“But what I want is for them to be punished,” she insisted. “It caused stress and fighting between us [her and her husband], almost ruined our marriage. I lost a job I had because of this. It almost wrecked my family. I don’t feel I’ve been compensated for that.”

Then why didn’t she just give the car back when things got out of hand?

She now wishes she hadn’t taken her bankruptcy attorney’s advice. “Granted I wasn’t innocent either. I was wrong, I was stupid for listening,” she admitted. “But what they did went way, way overboard.”

Detective Greg Stewart of the Sacramento Police Department thought so too. “When I first heard the tapes, I was shocked,” he said. “I thought to myself, I can’t believe that a legitimate business is going to this extreme over a car.”

Through phone traps, Stewart traced the calls back to two different sources both connected with Larry Carmean and his brother, Dennis. According to Stewart, Dennis Carmean has previous arrests on his record. Through a search warrant, Stewart obtained a phone log from two different phone numbers that matched several of the phone calls and voice recordings Booker saved.

In his report, Stewart classified the crimes as “terrorist threats,” a felony. The case was then turned over to the Sacramento County District Attorney’s Office, where it was reclassified. Currently, Larry and Dennis Carmean are charged with misdemeanors for making annoying/repeated phone calls. If convicted, they would most likely receive some sort of community service.

Booker is outraged that the charges have been downgraded to misdemeanors. “If I were to do the same thing to that dealership, threatening them like that, I would’ve been locked up a long time ago,” she speculated. “I feel they [Magnussen’s] are being given special privilege because they have money and they’re a big dealership.”

“I can certainly understand why she would want more done,” said Deputy District Attorney Doug Hamilton, who filed the case. “In the 20-something years I’ve been in this office, what we do is never enough for the victims and always too much for the suspect. The victim is always wanting us to prosecute cases to the full extent of the law. If someone takes a swing at it, they want to prosecute for attempted murder, and the defendants and suspects are always saying we’re riding them too hard.”

He also understands why Booker was frightened and concerned. “That happens every time someone makes a threat to somebody,” he said. “We see that going on with everybody in the world now who gets a piece of mail that they think has strange markings on it and is convinced that Osama bin Laden is out to get them.

“I’m not trying to downplay one bit what Ms. Booker feels about this,” he added. “But I think it’s common that people who receive threats are quite literally afraid for their lives, and they don’t sleep well at night, and it doesn’t matter who it comes from.”

According to Hamilton, his evaluation of the case was based upon how realistic he thought it was that the threats might be carried out. Because the circumstances stemmed from a business transaction between people who didn’t have an ongoing history of bad blood between them, he didn’t believe the threats were real—even though one of the suspects did have a past criminal record.

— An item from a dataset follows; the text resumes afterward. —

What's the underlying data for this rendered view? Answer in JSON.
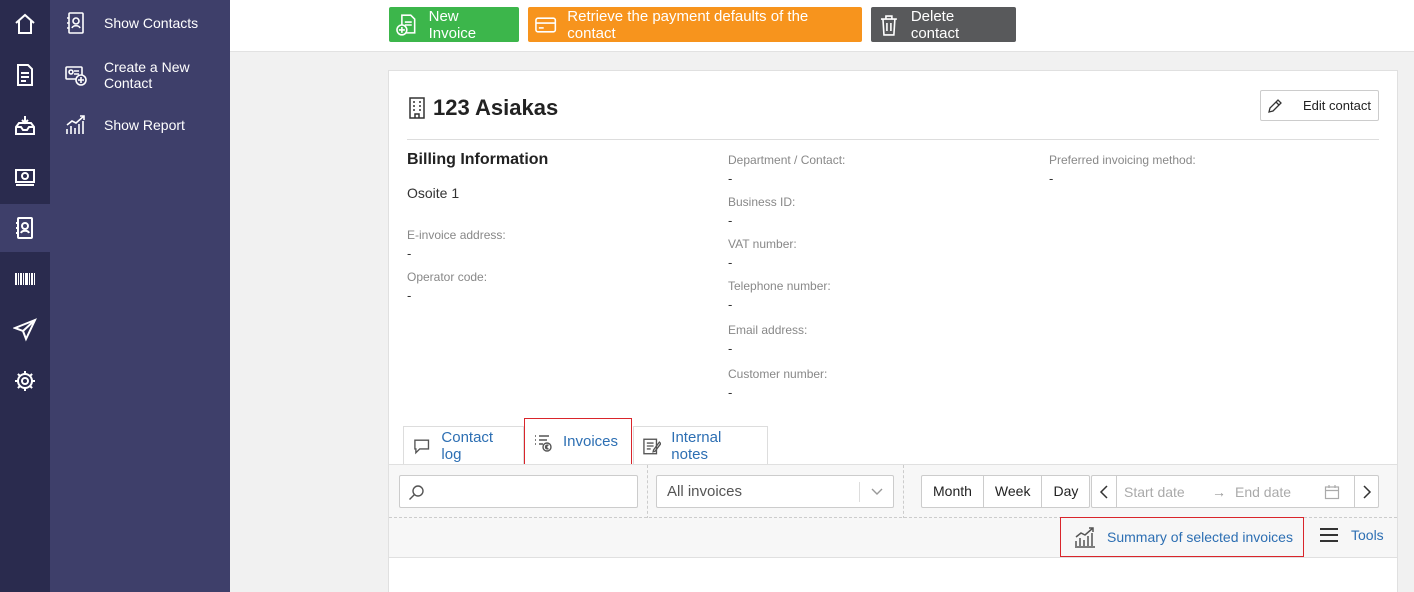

“That was something I did consider,” he noted, “and I know that there were some concerns she had that a car was seen driving by her house. But there’s just not enough evidence to say for sure that these people were the people in that car.”

Hamilton said he considered everything in the case and thought Booker did everything she was supposed to do. “But we have a responsibility not just to Lynne Booker but to the population of Sacramento County as a whole, so based on that light, that’s how we evaluate these cases and any other case we get,” he explained. “We have to go on what we can prove in court, not what someone speculated about in the report.”